> [Action item]
For this task, retype the records below exactly.

Data records for software interfaces:

■ ■ ■ ■ ■

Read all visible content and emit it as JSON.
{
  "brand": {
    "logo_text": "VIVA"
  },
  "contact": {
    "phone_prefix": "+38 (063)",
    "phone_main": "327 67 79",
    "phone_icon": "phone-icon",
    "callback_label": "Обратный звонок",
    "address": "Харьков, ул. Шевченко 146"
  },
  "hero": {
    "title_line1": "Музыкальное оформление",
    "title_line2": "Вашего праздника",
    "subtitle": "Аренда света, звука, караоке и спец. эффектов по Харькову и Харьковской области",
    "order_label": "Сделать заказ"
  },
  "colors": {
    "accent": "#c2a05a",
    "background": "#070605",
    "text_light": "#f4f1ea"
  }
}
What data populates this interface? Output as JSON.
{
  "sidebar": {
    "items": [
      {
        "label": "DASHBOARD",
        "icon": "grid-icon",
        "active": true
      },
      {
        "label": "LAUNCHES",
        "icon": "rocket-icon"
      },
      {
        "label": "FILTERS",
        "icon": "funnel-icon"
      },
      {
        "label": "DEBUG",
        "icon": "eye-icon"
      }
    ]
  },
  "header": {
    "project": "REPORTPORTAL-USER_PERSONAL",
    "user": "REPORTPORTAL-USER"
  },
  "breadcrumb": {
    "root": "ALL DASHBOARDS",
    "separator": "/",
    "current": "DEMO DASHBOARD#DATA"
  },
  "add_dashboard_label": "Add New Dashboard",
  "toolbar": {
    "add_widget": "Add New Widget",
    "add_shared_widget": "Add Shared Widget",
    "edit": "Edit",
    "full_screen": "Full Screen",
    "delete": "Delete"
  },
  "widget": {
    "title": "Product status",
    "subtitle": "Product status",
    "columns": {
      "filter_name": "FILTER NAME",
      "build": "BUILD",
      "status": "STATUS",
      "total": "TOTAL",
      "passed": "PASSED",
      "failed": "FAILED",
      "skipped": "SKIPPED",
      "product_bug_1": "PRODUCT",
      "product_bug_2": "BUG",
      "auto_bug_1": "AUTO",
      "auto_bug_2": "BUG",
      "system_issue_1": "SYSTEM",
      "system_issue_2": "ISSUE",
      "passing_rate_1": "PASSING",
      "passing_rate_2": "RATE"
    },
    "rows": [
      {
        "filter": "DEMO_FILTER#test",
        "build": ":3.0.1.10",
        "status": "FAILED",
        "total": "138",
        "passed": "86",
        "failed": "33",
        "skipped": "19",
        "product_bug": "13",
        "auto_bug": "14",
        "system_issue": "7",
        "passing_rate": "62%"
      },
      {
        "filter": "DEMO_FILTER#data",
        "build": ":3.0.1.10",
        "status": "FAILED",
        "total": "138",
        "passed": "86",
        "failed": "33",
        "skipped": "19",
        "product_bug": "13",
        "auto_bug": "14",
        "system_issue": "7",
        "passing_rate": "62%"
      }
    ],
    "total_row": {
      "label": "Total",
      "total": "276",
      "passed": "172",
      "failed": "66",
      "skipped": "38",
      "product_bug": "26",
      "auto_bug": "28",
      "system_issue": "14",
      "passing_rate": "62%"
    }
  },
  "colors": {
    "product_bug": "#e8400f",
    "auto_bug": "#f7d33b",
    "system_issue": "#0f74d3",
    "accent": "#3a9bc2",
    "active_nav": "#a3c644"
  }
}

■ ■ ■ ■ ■

> [Response to this task]
Read all visible content and emit it as JSON.
{
  "brand": {
    "logo_text": "VIVA"
  },
  "contact": {
    "phone_prefix": "+38 (063)",
    "phone_main": "327 67 79",
    "phone_icon": "phone-icon",
    "callback_label": "Обратный звонок",
    "address": "Харьков, ул. Шевченко 146"
  },
  "hero": {
    "title_line1": "Музыкальное оформление",
    "title_line2": "Вашего праздника",
    "subtitle": "Аренда света, звука, караоке и спец. эффектов по Харькову и Харьковской области",
    "order_label": "Сделать заказ"
  },
  "colors": {
    "accent": "#c2a05a",
    "background": "#070605",
    "text_light": "#f4f1ea"
  }
}
What data populates this interface? Output as JSON.
{
  "sidebar": {
    "items": [
      {
        "label": "DASHBOARD",
        "icon": "grid-icon",
        "active": true
      },
      {
        "label": "LAUNCHES",
        "icon": "rocket-icon"
      },
      {
        "label": "FILTERS",
        "icon": "funnel-icon"
      },
      {
        "label": "DEBUG",
        "icon": "eye-icon"
      }
    ]
  },
  "header": {
    "project": "REPORTPORTAL-USER_PERSONAL",
    "user": "REPORTPORTAL-USER"
  },
  "breadcrumb": {
    "root": "ALL DASHBOARDS",
    "separator": "/",
    "current": "DEMO DASHBOARD#DATA"
  },
  "add_dashboard_label": "Add New Dashboard",
  "toolbar": {
    "add_widget": "Add New Widget",
    "add_shared_widget": "Add Shared Widget",
    "edit": "Edit",
    "full_screen": "Full Screen",
    "delete": "Delete"
  },
  "widget": {
    "title": "Product status",
    "subtitle": "Product status",
    "columns": {
      "filter_name": "FILTER NAME",
      "build": "BUILD",
      "status": "STATUS",
      "total": "TOTAL",
      "passed": "PASSED",
      "failed": "FAILED",
      "skipped": "SKIPPED",
      "product_bug_1": "PRODUCT",
      "product_bug_2": "BUG",
      "auto_bug_1": "AUTO",
      "auto_bug_2": "BUG",
      "system_issue_1": "SYSTEM",
      "system_issue_2": "ISSUE",
      "passing_rate_1": "PASSING",
      "passing_rate_2": "RATE"
    },
    "rows": [
      {
        "filter": "DEMO_FILTER#test",
        "build": ":3.0.1.10",
        "status": "FAILED",
        "total": "138",
        "passed": "86",
        "failed": "33",
        "skipped": "19",
        "product_bug": "13",
        "auto_bug": "14",
        "system_issue": "7",
        "passing_rate": "62%"
      },
      {
        "filter": "DEMO_FILTER#data",
        "build": ":3.0.1.10",
        "status": "FAILED",
        "total": "138",
        "passed": "86",
        "failed": "33",
        "skipped": "19",
        "product_bug": "13",
        "auto_bug": "14",
        "system_issue": "7",
        "passing_rate": "62%"
      }
    ],
    "total_row": {
      "label": "Total",
      "total": "276",
      "passed": "172",
      "failed": "66",
      "skipped": "38",
      "product_bug": "26",
      "auto_bug": "28",
      "system_issue": "14",
      "passing_rate": "62%"
    }
  },
  "colors": {
    "product_bug": "#e8400f",
    "auto_bug": "#f7d33b",
    "system_issue": "#0f74d3",
    "accent": "#3a9bc2",
    "active_nav": "#a3c644"
  }
}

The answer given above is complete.